How many A's in FanGraphs' midseason Top 50?
Here is how many: 1.
You know who it is: it's Addison Russell, shortstop extraordinaire. Marc Hulet notes Russell's adjustments to a difficult level for a 19-year-old, his extra-base power, and says that he could be a "solid defender."
The A's probably don't have any near-misses from the list, either. Michael Choice looks like a ballplayer, but he's slugging .430 in the Pacific Coast League, Dan Straily is already past his rookie eligibility, Sonny Gray probably doesn't have the upside you want from a Top 50 prospect, ditto for Grant Green. Who else? Renato Nunez's .316 OBP? Nolan Sanburn and his 26 professional innings?
This isn't to say that any of these players aren't good prospects. I think Choice and Green can be very useful players and I have optimism in my heart about Gray being a good third starter rather than a back-end or bullpen pitcher, but top 50 is top 50.
And on the other hand, top 50 is also not all it's cracked up to be. Because this is always fun, here are some players who were consensus top 50 prospects in Baseball America's annual prospect guide in 2004. (BA publishes in the book Top 50s for multiple staffers.
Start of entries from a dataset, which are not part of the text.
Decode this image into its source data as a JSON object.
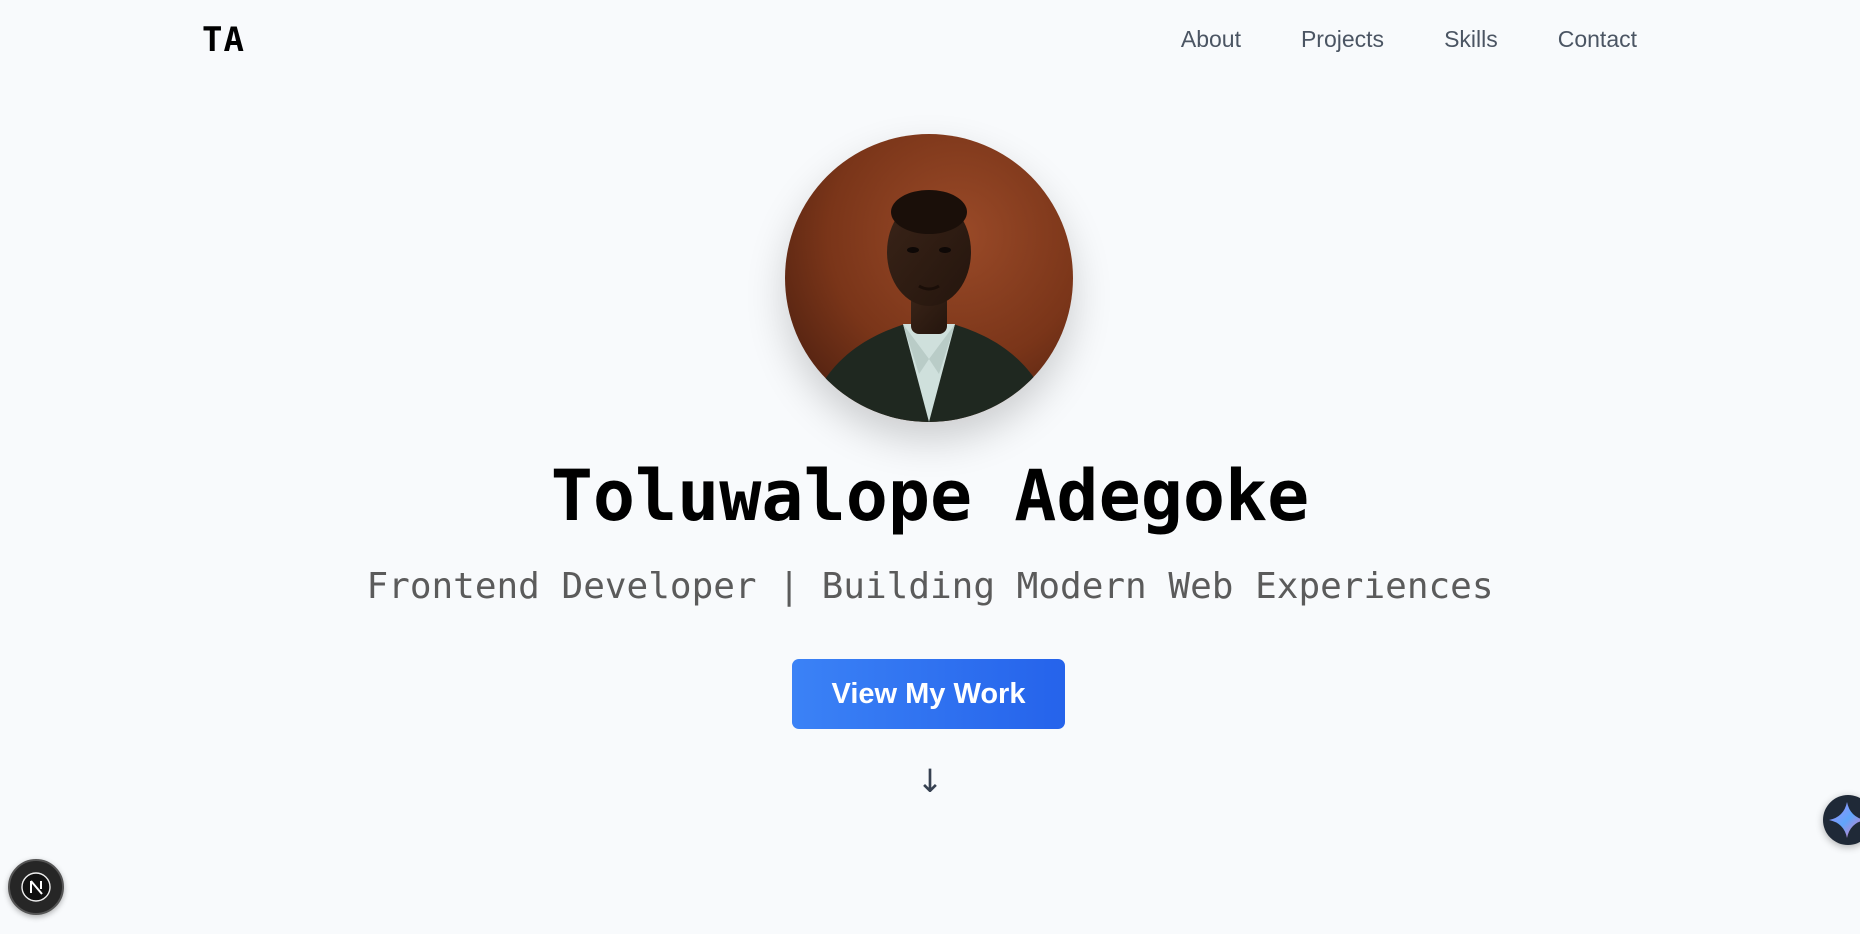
{
  "nav": {
    "logo": "TA",
    "links": [
      {
        "label": "About"
      },
      {
        "label": "Projects"
      },
      {
        "label": "Skills"
      },
      {
        "label": "Contact"
      }
    ]
  },
  "hero": {
    "name": "Toluwalope Adegoke",
    "tagline": "Frontend Developer | Building Modern Web Experiences",
    "cta_label": "View My Work",
    "scroll_arrow": "↓",
    "avatar_alt": "Toluwalope Adegoke"
  },
  "badges": {
    "next_letter": "N"
  },
  "colors": {
    "background": "#f8fafc",
    "accent": "#3b82f6",
    "text": "#000000",
    "muted": "#5b5b5b"
  },
  "icons": {
    "scroll": "arrow-down-icon",
    "dev_indicator": "nextjs-logo-icon",
    "assistant": "sparkle-icon"
  }
}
In 2004, it was Allan Simpson, Will Lingo, Jim Callis, and Josh Boyd.)
And on the flip side, here are some players who'd have been considered something other than top prospects by BA that year:
The A's Top 30 for that year had Nick Swisher behind Graham Koonce and Brad Sullivan and Dan Johnson; Andre Ethier behind all those guys as well as Mike Rouse; and Nelson Cruz listed on the depth chart but not in the top 30.
So all I'm really trying to say is that prospect rankings can go eat a hot bowl of soup.
Beaneball by Jason Wojciechowski is licensed under a Creative Commons Attribution-ShareAlike 3.0 Unported License.